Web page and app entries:
++++
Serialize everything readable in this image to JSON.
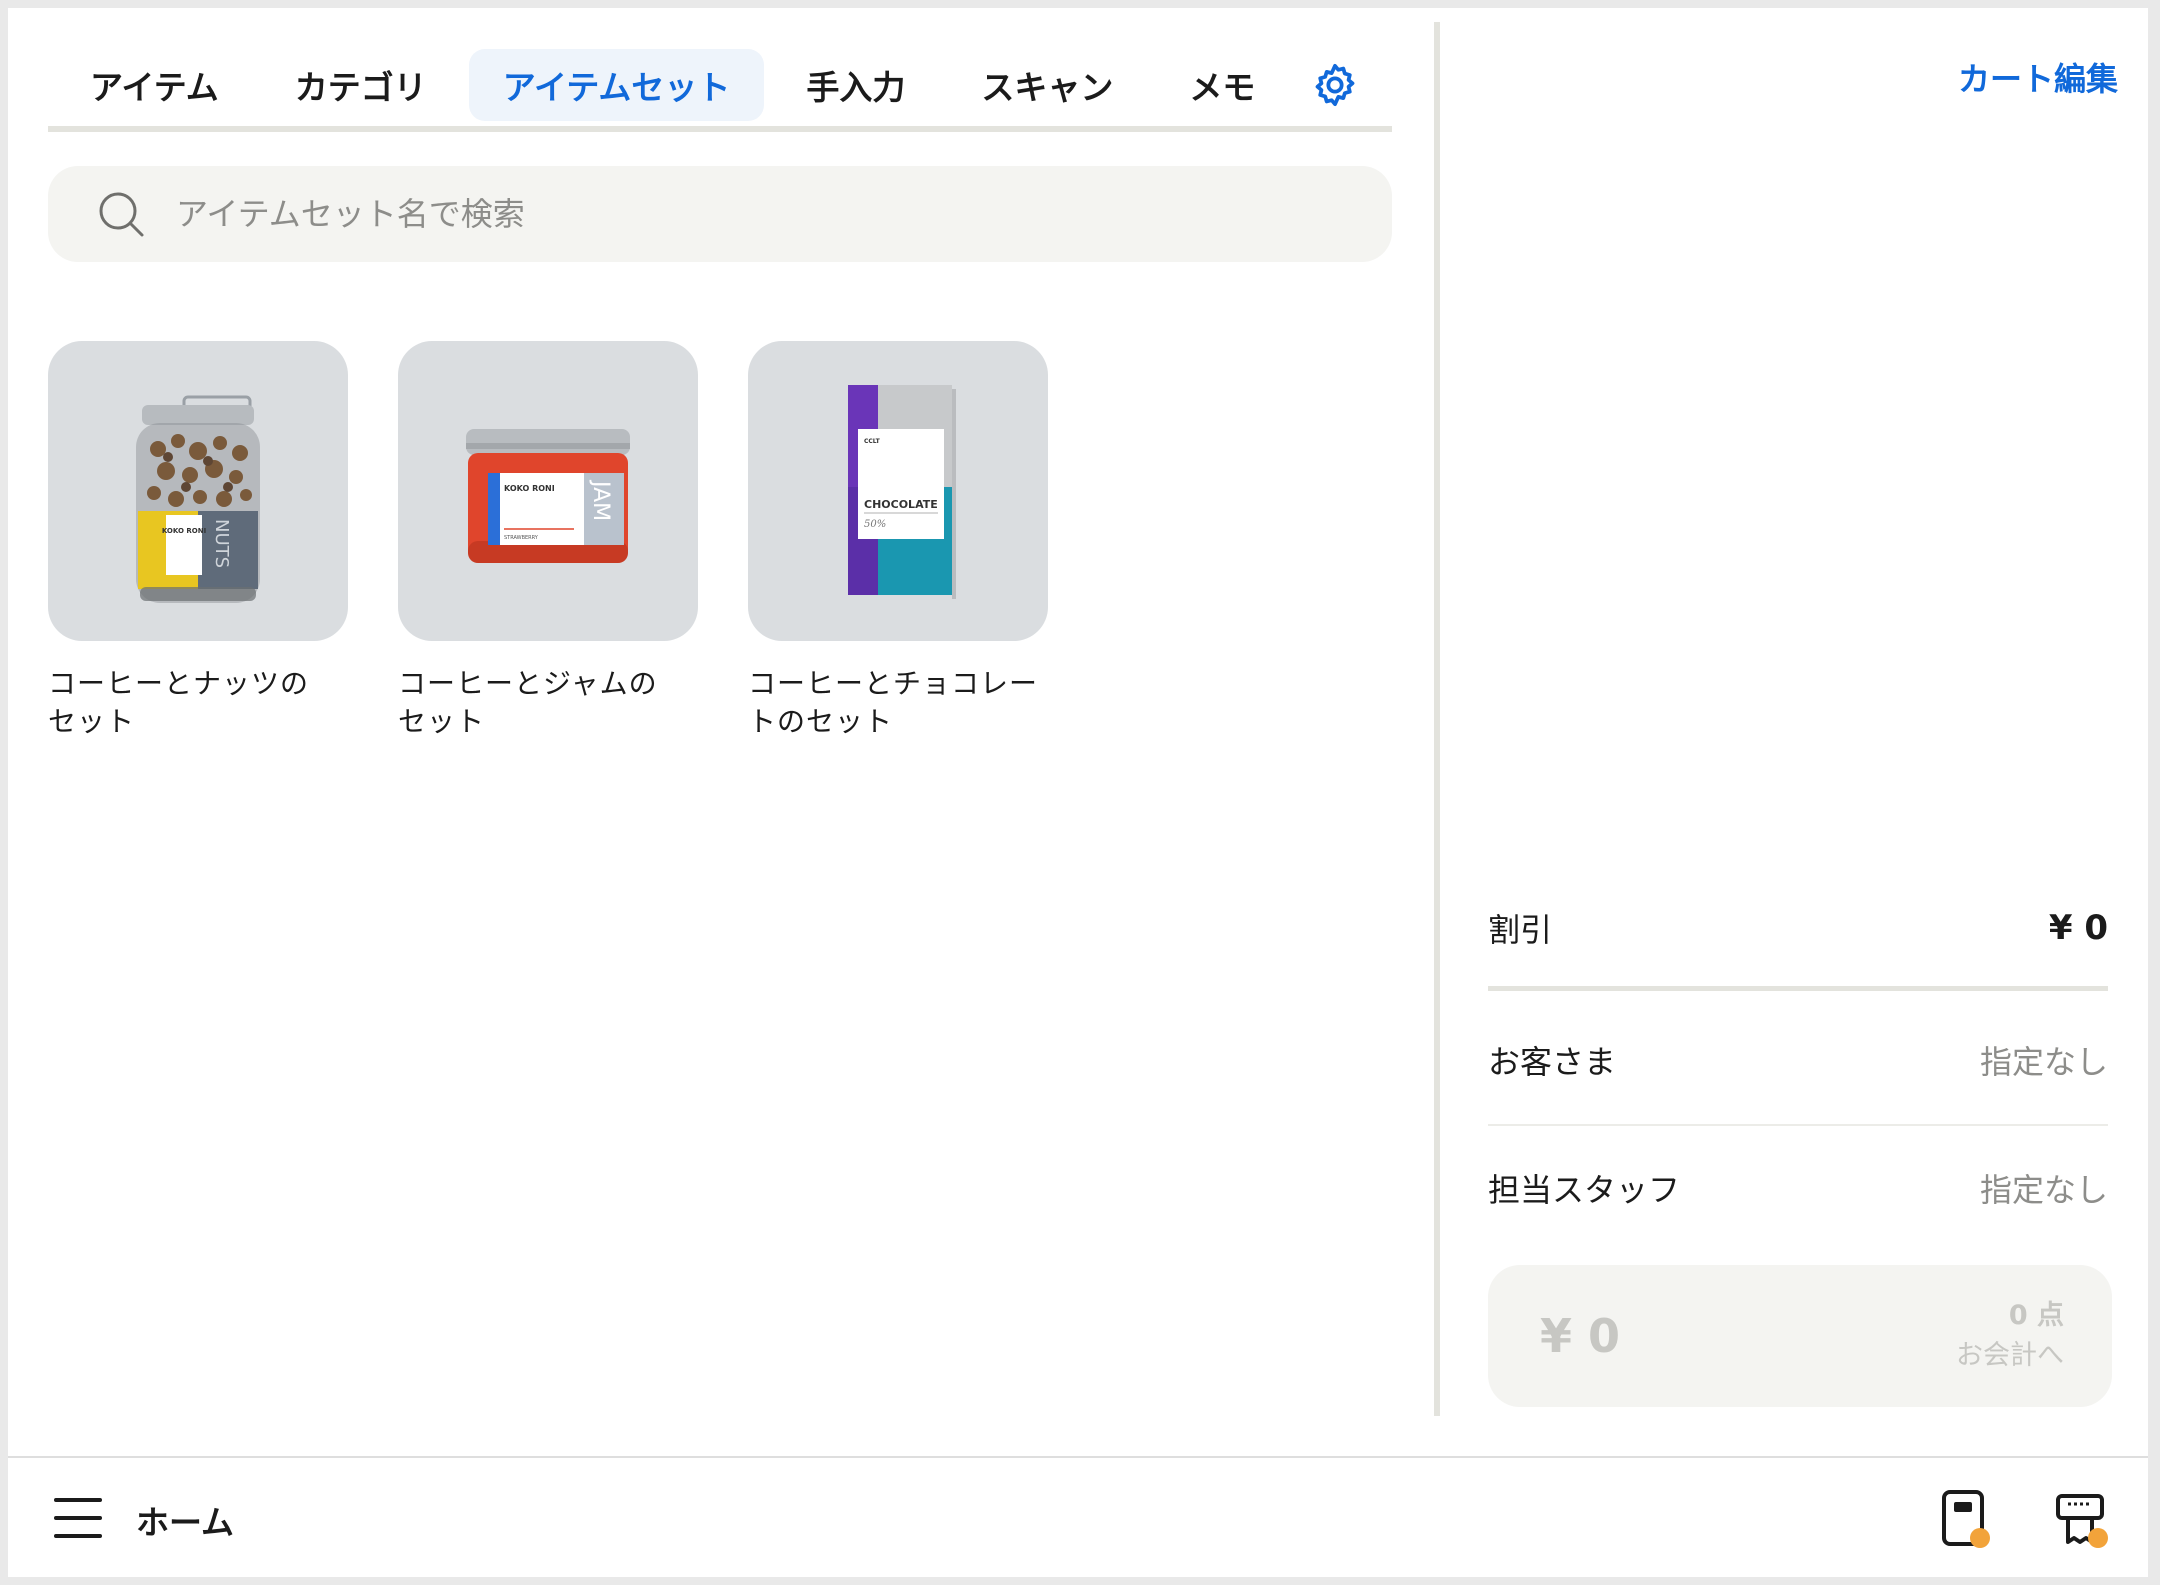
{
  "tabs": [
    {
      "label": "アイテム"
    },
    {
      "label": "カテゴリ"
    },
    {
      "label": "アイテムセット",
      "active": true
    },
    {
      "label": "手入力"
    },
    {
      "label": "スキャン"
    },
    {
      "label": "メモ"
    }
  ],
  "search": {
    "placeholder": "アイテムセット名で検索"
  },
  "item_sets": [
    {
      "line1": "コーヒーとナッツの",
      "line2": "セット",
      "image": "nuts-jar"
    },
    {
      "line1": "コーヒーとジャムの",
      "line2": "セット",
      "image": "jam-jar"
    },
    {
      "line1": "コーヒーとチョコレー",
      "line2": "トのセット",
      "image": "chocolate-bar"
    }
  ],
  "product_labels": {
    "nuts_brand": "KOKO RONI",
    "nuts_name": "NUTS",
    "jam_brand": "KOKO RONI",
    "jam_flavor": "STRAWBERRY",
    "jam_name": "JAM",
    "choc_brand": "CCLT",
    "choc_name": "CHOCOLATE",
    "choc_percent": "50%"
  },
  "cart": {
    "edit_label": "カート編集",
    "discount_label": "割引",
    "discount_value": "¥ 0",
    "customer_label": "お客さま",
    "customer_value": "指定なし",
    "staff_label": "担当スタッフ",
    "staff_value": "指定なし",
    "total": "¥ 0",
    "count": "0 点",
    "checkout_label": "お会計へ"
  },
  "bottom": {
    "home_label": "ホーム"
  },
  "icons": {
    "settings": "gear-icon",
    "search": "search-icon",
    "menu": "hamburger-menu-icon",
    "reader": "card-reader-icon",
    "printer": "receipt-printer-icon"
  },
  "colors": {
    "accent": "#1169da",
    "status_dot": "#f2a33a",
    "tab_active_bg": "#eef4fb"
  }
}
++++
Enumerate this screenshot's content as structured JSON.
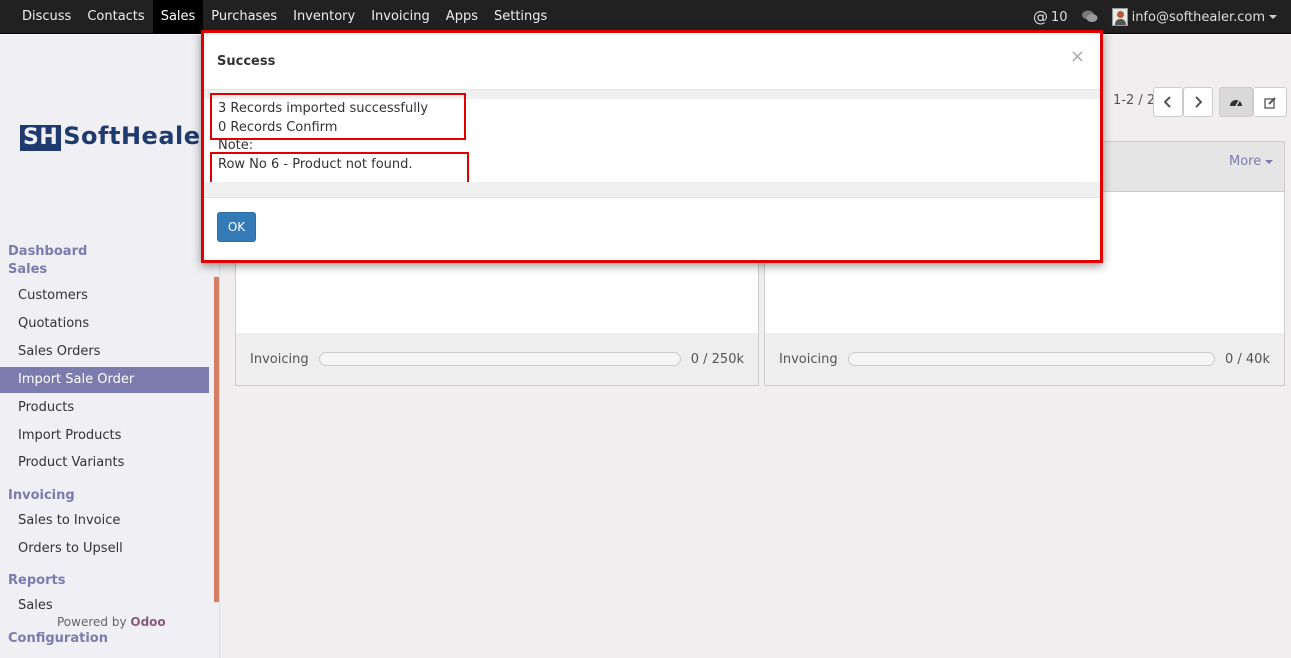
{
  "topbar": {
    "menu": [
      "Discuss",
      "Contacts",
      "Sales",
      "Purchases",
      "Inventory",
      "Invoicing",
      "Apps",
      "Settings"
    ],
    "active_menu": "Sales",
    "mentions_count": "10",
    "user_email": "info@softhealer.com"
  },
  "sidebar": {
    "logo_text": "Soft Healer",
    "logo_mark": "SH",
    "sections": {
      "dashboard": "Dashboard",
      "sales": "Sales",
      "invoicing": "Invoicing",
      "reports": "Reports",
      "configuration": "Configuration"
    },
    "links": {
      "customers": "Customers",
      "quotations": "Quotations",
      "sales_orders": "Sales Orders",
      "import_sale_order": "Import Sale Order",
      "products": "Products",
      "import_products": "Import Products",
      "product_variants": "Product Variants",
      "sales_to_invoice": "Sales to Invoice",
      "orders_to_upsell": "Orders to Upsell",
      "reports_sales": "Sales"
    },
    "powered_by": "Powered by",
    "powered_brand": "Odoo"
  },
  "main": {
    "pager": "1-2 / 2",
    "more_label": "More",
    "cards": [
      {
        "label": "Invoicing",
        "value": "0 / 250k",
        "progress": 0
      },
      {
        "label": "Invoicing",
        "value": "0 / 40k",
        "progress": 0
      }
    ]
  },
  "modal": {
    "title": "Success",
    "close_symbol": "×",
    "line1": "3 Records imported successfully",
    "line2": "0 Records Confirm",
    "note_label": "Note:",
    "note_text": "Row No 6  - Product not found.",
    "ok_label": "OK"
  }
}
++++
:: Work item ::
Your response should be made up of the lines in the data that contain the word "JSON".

:: Answer to the exercise ::
Serialize everything readable in this image to JSON.
Enumerate this screenshot's content as structured JSON.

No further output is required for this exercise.